WHAT YOU ARE ASKED TO DO:
The task calls for an exact copy of the records, without any images.

[[ STORED DATA open ]]

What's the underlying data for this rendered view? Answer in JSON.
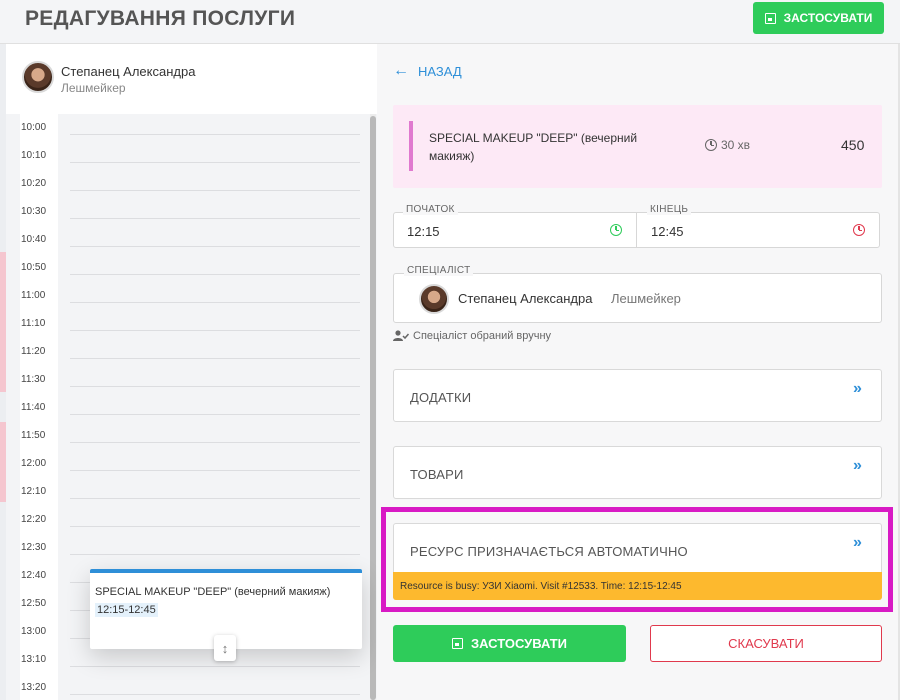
{
  "header": {
    "title": "РЕДАГУВАННЯ ПОСЛУГИ",
    "apply_label": "ЗАСТОСУВАТИ"
  },
  "specialist": {
    "name": "Степанец Александра",
    "role": "Лешмейкер"
  },
  "calendar": {
    "times": [
      "10:00",
      "10:10",
      "10:20",
      "10:30",
      "10:40",
      "10:50",
      "11:00",
      "11:10",
      "11:20",
      "11:30",
      "11:40",
      "11:50",
      "12:00",
      "12:10",
      "12:20",
      "12:30",
      "12:40",
      "12:50",
      "13:00",
      "13:10",
      "13:20"
    ],
    "event": {
      "title": "SPECIAL MAKEUP \"DEEP\" (вечерний макияж)",
      "time": "12:15-12:45",
      "color": "#2e8fd8"
    }
  },
  "form": {
    "back_label": "НАЗАД",
    "service": {
      "name": "SPECIAL MAKEUP \"DEEP\" (вечерний макияж)",
      "duration": "30 хв",
      "price": "450"
    },
    "start": {
      "label": "ПОЧАТОК",
      "value": "12:15"
    },
    "end": {
      "label": "КІНЕЦЬ",
      "value": "12:45"
    },
    "specialist": {
      "label": "СПЕЦІАЛІСТ",
      "name": "Степанец Александра",
      "role": "Лешмейкер",
      "note": "Спеціаліст обраний вручну"
    },
    "addons_label": "ДОДАТКИ",
    "goods_label": "ТОВАРИ",
    "resource_label": "РЕСУРС ПРИЗНАЧАЄТЬСЯ АВТОМАТИЧНО",
    "resource_warning": "Resource is busy: УЗИ Xiaomi. Visit #12533. Time: 12:15-12:45",
    "apply_label": "ЗАСТОСУВАТИ",
    "cancel_label": "СКАСУВАТИ"
  },
  "colors": {
    "accent": "#2e8fd8",
    "success": "#2ecc5a",
    "danger": "#e0394d",
    "warning": "#fdb92e",
    "highlight": "#d81ac4",
    "service_bg": "#fde9f6"
  }
}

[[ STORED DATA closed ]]

RESPONSE:
What's the underlying data for this rendered view? Answer in JSON.
{
  "header": {
    "title": "РЕДАГУВАННЯ ПОСЛУГИ",
    "apply_label": "ЗАСТОСУВАТИ"
  },
  "specialist": {
    "name": "Степанец Александра",
    "role": "Лешмейкер"
  },
  "calendar": {
    "times": [
      "10:00",
      "10:10",
      "10:20",
      "10:30",
      "10:40",
      "10:50",
      "11:00",
      "11:10",
      "11:20",
      "11:30",
      "11:40",
      "11:50",
      "12:00",
      "12:10",
      "12:20",
      "12:30",
      "12:40",
      "12:50",
      "13:00",
      "13:10",
      "13:20"
    ],
    "event": {
      "title": "SPECIAL MAKEUP \"DEEP\" (вечерний макияж)",
      "time": "12:15-12:45",
      "color": "#2e8fd8"
    }
  },
  "form": {
    "back_label": "НАЗАД",
    "service": {
      "name": "SPECIAL MAKEUP \"DEEP\" (вечерний макияж)",
      "duration": "30 хв",
      "price": "450"
    },
    "start": {
      "label": "ПОЧАТОК",
      "value": "12:15"
    },
    "end": {
      "label": "КІНЕЦЬ",
      "value": "12:45"
    },
    "specialist": {
      "label": "СПЕЦІАЛІСТ",
      "name": "Степанец Александра",
      "role": "Лешмейкер",
      "note": "Спеціаліст обраний вручну"
    },
    "addons_label": "ДОДАТКИ",
    "goods_label": "ТОВАРИ",
    "resource_label": "РЕСУРС ПРИЗНАЧАЄТЬСЯ АВТОМАТИЧНО",
    "resource_warning": "Resource is busy: УЗИ Xiaomi. Visit #12533. Time: 12:15-12:45",
    "apply_label": "ЗАСТОСУВАТИ",
    "cancel_label": "СКАСУВАТИ"
  },
  "colors": {
    "accent": "#2e8fd8",
    "success": "#2ecc5a",
    "danger": "#e0394d",
    "warning": "#fdb92e",
    "highlight": "#d81ac4",
    "service_bg": "#fde9f6"
  }
}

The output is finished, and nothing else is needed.